A View from Krumlov






 
Having a bit of a whirlwind week, so here are some lovely summery photos to cheer up your autumn evening soon-to-be-morning. Isn't this always the way? Putting up photos from god-knows-when when you have truthfully nothing to post because all you've been thinking of is UCAS, personal statements, more UCAS, more personal statements, when can I watch the next episode of Downton Abbey as a reward... Anyway, I'll rant later, because right now, it is way past my bedtime. Behold Cesky Krumlov, a UNESCO-listed site, protected not only by the latter organisation but also by some lovely, lovely bears. It was one of those I-feel-like-I'm-turning-into-a-muffin hot days, but it was far too amazing to sit down and feel exhausted! Well worth the four hour drive from Karlovy Vary, oh yes...On the way back, I witnessed what could only be described as a skydome littered with stars. To say it left me quite breathless would be nothing at all.

Post to be updated with further photos upon awakening.

~
Boat print tee, River Island
Shorts, GAP, thrifted
Belt, vintage
Headband, Zara
Necklace, gift
Tote bag, Past Times
Handbag, thrifted

Monday, 3 October 2011

Holiday Film 5


If I am lost, I always like to wonder into the Greenhouse.

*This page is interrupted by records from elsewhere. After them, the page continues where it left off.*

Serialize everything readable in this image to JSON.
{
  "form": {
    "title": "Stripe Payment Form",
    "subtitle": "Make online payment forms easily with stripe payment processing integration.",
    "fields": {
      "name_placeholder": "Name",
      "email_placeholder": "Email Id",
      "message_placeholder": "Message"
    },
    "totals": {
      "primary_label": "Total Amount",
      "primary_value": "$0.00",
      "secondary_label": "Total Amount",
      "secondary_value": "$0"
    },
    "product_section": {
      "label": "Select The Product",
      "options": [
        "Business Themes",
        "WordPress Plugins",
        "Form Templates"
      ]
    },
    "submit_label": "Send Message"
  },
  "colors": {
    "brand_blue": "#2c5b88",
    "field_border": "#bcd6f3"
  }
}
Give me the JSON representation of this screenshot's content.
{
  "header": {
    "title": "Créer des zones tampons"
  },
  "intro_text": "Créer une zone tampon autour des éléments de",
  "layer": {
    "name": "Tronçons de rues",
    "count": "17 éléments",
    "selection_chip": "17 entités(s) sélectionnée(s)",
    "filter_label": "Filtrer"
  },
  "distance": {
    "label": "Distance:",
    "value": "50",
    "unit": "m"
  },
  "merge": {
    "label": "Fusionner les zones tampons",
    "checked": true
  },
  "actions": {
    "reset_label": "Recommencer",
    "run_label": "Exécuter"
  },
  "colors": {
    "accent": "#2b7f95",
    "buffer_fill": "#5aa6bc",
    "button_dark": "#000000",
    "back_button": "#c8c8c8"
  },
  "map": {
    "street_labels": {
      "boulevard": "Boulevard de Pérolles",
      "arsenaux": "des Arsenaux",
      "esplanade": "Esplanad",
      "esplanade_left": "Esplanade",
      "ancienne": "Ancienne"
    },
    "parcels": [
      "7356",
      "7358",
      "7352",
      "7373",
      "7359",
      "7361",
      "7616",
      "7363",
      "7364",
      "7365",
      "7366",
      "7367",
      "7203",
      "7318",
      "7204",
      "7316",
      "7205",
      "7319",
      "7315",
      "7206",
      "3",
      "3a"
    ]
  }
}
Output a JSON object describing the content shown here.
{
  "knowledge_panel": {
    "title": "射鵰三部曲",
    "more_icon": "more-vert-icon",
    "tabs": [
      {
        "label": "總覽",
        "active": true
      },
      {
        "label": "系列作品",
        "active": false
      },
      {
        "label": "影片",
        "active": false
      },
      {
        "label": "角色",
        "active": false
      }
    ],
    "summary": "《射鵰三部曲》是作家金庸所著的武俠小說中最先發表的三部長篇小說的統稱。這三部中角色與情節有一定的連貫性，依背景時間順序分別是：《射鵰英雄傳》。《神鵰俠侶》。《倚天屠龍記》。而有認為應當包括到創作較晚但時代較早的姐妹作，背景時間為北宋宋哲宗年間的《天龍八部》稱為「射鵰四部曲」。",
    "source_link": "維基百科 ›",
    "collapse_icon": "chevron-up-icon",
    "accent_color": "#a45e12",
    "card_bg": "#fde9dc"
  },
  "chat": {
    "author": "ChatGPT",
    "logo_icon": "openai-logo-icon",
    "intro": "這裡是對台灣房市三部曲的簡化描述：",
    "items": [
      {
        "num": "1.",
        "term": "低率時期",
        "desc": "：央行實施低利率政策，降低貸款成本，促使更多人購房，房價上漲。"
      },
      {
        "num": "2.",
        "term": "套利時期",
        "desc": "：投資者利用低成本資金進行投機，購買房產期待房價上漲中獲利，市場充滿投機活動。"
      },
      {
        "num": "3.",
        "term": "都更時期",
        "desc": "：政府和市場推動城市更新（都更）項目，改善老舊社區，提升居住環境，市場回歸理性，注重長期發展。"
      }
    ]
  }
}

The faceted glass panes reflect the light, obstructing me from derision. Carefully, I lift the leaves of the tomato plants to see if they are ripe. Not quite. Just like my own cheeks, they are only beginning to flush in colour, merely asking for permission to belong in this world. Why would they have such a petty ambition, anyway? It's a strange, dark place; much darker, at times, than the warm bed of soil they are still half-blanketed in. But sometimes, when you push and push and your round head surfaces from underneath the soil, after months of darkness, of failure, it feels as though life is worth living. I can't say I feel like a tomato in the slightest.